The same amount of detail on the outside of the truck can be found on the inside, too. The seats were redone in the original black vinyl with patterns by Country Upholstery in Phoenix. A tilt column was added, and a billet wheel and console were installed for added flair. The completed interior gives off a stock feel, with little hits of custom here and there. There are other details on this truck that are often missed by the casual observer. Things like the rare green-tinted glass from Bell Glass in Phoenix, or the smoothed camper on the back end, just to name a few.

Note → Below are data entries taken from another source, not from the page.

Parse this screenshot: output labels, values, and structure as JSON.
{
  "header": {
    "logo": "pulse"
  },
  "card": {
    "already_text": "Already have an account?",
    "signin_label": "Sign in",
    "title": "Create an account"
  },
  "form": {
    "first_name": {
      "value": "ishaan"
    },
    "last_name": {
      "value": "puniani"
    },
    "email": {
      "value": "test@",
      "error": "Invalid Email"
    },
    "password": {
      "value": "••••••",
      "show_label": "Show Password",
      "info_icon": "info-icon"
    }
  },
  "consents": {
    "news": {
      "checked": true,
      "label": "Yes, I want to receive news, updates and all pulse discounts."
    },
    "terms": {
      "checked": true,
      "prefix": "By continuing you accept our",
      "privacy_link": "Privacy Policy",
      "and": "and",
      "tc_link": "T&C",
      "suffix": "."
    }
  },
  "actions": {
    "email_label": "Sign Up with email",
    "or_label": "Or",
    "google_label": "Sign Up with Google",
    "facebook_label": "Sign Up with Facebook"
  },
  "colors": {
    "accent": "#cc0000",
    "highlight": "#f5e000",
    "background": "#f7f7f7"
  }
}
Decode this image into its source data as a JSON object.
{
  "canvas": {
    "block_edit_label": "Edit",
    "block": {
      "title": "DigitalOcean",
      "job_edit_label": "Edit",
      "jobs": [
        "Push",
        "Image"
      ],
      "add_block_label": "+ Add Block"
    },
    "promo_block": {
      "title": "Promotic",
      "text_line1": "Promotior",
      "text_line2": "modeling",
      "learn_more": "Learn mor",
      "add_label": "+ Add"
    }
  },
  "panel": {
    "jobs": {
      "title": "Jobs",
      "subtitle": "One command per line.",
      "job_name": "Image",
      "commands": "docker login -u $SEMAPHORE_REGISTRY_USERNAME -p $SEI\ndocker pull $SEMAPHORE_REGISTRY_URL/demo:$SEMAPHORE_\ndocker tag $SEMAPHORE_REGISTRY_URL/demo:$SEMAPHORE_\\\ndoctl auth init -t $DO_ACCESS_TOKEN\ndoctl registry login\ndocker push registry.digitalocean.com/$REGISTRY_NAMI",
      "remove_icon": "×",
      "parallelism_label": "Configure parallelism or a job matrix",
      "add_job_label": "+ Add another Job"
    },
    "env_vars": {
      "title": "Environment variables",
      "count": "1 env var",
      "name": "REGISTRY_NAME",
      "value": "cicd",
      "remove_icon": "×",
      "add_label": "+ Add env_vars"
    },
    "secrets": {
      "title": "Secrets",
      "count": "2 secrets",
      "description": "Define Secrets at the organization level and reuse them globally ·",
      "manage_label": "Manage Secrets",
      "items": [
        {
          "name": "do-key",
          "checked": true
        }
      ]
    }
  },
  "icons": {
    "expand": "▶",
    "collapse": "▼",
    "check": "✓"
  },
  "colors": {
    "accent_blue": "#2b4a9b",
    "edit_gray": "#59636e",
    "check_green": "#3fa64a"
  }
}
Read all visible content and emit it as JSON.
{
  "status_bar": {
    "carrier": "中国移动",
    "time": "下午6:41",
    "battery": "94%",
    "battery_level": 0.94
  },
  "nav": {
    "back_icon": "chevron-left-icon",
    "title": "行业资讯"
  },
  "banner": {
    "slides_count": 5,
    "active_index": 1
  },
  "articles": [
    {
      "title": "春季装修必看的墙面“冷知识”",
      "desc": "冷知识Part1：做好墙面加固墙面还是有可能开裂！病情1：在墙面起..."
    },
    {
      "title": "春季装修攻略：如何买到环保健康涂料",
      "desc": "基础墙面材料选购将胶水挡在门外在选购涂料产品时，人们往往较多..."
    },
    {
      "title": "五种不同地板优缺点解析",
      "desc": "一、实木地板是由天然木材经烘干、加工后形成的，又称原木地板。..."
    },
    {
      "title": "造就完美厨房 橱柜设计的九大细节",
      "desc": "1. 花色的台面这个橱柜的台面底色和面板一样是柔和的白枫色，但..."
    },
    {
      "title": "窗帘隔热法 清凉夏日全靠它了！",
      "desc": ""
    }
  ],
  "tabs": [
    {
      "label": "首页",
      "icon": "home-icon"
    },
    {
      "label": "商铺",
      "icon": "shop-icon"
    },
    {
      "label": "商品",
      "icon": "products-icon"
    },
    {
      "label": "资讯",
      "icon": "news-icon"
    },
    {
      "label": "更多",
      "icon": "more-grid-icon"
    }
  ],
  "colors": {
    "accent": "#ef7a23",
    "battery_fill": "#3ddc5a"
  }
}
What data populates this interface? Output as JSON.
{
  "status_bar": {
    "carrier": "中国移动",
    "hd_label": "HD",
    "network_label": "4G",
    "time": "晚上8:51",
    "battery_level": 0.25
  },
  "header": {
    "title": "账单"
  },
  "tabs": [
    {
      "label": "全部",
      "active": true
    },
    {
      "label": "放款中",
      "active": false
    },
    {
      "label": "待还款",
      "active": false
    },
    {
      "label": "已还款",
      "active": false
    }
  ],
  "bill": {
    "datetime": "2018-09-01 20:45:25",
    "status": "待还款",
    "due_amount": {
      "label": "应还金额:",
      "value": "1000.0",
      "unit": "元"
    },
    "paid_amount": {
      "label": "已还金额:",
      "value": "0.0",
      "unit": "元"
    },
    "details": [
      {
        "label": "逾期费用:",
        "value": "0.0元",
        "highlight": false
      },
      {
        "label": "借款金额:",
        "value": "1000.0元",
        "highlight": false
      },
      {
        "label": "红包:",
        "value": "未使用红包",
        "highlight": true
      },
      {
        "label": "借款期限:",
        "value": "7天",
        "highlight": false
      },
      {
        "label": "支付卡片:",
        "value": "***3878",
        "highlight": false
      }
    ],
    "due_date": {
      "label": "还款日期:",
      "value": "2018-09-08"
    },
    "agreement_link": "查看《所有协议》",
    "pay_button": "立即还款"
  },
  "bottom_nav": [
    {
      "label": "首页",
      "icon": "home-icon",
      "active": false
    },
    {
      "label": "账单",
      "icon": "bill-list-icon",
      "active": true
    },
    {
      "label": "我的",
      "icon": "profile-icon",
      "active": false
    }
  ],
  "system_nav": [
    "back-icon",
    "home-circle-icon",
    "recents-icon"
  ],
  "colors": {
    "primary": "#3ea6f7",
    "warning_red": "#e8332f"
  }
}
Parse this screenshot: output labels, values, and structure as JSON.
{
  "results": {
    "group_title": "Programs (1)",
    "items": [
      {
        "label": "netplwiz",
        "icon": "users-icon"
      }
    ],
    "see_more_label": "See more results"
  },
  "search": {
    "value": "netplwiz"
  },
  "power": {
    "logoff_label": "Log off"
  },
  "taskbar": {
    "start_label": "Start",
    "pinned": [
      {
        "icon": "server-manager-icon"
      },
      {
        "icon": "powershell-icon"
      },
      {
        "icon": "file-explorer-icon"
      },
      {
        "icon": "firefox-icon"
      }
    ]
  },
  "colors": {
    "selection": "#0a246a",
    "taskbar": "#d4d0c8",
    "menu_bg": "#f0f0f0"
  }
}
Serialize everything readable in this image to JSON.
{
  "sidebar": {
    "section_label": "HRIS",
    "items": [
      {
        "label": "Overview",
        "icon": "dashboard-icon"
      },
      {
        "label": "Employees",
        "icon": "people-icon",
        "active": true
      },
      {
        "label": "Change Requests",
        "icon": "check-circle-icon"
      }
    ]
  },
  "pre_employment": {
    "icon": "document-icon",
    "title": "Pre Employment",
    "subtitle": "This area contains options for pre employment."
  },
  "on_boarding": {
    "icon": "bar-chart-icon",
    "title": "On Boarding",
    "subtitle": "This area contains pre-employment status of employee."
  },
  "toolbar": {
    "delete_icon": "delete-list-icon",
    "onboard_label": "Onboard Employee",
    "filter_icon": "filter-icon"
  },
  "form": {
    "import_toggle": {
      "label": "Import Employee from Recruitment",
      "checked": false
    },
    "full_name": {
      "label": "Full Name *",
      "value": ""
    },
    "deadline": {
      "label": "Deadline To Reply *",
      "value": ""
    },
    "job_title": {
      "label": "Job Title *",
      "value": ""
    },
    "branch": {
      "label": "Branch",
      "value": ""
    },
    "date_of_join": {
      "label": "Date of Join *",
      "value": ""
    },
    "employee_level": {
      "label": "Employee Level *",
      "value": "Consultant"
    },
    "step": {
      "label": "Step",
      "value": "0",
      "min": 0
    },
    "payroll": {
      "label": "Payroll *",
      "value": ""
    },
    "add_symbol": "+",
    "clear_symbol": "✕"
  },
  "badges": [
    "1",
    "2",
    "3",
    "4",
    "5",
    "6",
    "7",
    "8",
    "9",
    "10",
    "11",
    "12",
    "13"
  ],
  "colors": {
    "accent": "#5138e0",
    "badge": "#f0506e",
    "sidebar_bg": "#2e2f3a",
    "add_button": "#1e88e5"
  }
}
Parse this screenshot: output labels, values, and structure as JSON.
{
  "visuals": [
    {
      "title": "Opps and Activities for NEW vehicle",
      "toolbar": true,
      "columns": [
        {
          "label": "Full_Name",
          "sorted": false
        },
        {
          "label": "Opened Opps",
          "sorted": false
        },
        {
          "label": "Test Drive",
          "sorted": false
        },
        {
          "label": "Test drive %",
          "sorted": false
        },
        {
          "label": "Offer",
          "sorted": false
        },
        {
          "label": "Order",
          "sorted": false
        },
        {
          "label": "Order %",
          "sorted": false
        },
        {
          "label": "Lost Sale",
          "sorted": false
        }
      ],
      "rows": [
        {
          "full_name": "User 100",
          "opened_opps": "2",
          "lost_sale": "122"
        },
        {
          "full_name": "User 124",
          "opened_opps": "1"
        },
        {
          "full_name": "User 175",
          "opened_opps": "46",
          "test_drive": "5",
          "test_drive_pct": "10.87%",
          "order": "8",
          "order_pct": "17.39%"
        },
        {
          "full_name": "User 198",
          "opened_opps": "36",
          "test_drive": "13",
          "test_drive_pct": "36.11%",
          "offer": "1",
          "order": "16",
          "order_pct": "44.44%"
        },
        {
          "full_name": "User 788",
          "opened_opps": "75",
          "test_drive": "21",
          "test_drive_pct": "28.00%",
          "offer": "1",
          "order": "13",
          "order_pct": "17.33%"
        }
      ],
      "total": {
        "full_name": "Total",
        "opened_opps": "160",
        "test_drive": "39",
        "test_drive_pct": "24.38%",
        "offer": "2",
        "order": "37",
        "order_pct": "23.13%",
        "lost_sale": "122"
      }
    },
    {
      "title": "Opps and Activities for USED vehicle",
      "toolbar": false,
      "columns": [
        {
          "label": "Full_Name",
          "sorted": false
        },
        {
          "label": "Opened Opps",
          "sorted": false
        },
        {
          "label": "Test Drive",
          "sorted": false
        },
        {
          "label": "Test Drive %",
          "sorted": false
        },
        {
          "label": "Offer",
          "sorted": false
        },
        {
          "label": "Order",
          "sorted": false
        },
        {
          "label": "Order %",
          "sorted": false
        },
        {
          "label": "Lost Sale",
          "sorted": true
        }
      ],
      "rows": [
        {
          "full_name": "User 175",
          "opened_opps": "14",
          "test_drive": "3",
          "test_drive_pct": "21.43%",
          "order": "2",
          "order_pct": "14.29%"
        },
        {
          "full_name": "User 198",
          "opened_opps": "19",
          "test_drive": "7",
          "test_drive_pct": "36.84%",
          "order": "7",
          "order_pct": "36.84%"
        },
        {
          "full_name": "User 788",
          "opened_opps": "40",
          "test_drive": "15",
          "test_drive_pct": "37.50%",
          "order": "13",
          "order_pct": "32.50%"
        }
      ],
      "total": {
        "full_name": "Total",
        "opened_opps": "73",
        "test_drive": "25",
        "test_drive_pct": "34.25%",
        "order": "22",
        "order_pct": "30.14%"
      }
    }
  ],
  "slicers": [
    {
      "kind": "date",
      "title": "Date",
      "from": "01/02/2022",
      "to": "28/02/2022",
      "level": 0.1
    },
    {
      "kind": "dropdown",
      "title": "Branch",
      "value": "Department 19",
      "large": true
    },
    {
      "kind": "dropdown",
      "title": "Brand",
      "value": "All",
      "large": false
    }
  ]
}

This truck is covered in little details, but they’re all very subtle, which is exactly how Frank wanted it.
So what’s next for Frank and his projects? Rumor has it he’s building a twin of this truck but in pickup form, and then he wants to do a 4×4 version. There’s also myriad other vehicles coming and going from his property, so who knows what will turn up next. What we do know is that whatever it is, it’ll be clean and packed with details.
1972 Chevrolet 2WD K5
Performed by Eric Hill and Mike Fisher, Phoenix; Ernie at Sav-On Transmissions, Phoenix
2004 Chevrolet Vortec V-8
520 hp A at 5,500 rpm
580 ft-lbs torque at 5,200 rpm
Lunati 180-degree billet crank
Eagle H-beam rods
Arias forged piston
Air Flow Research aluminum heads
Camaro oil pan
New stock valve covers
Manual cooling fan
Double roller timing chain
Painless wiring kit
Custom-made motor mounts
Affordable Exhaust Coating 3-inch exhaust tubing
3-inch Flowmaster muffler
2004 4l60E automatic transmission
Corvette high-stall converter
Steel one-piece tubing for the radiator hoses
Performed by Allen at Arizona Kustom Koncepts in Phoenix, Ernie at Sav-On Trans in Phoenix
Narrowed 1972 12-bolt rearend with posi and Moser axles
Front inner wheel tubs stretched and notched for hood hinges and 24s
15-inch Baer drilled and slotted brakes with si-piston calipers front and rear
8-inch master cylinder
Dropped and narrowed front suspension
Airbags front and rear
Factory pan hard bar
Nitro shocks front and rear
Wheels & Tires:
24- and 26-inch Intro Twisted Vistas
275/25R24 and 275/25R26 Toyo Tires
Body & Paint:
Gilbert at G&P Customs, Phoenix
Stock removable hardtop, smoothed on the inside
Inner rear wheel tubs stretched 2 inches per side
Chrome bumpers and grille
Shaved tailgate handle
PPG Urethane black
Country Upholstery, Phoenix
Rear seat narrowed 4 inches to accommodate tubs
Original bucket seats
Tilt steering column
Factory center console
Intro Twisted Vista billet steering wheel
That may look like a stock engine from a 2004 Chevrolet truck, but it’s been beefed up to put out 520 ponies to those 26s out back.
If it wasn’t for that Intro billet steering wheel, you might think this was a stock truck, but it’s not. Frank and his team have gone through everything to make it factory fresh.
One of the cooler tricks on the Blazer is the rear seat. It’s been cut and narrowed 4 inches to fit the wider wheel tubs.
Yup, those are 26s on a 1967-72 Blazer, and to slow it down, 15-inch Baer brakes are mounted on all four corners.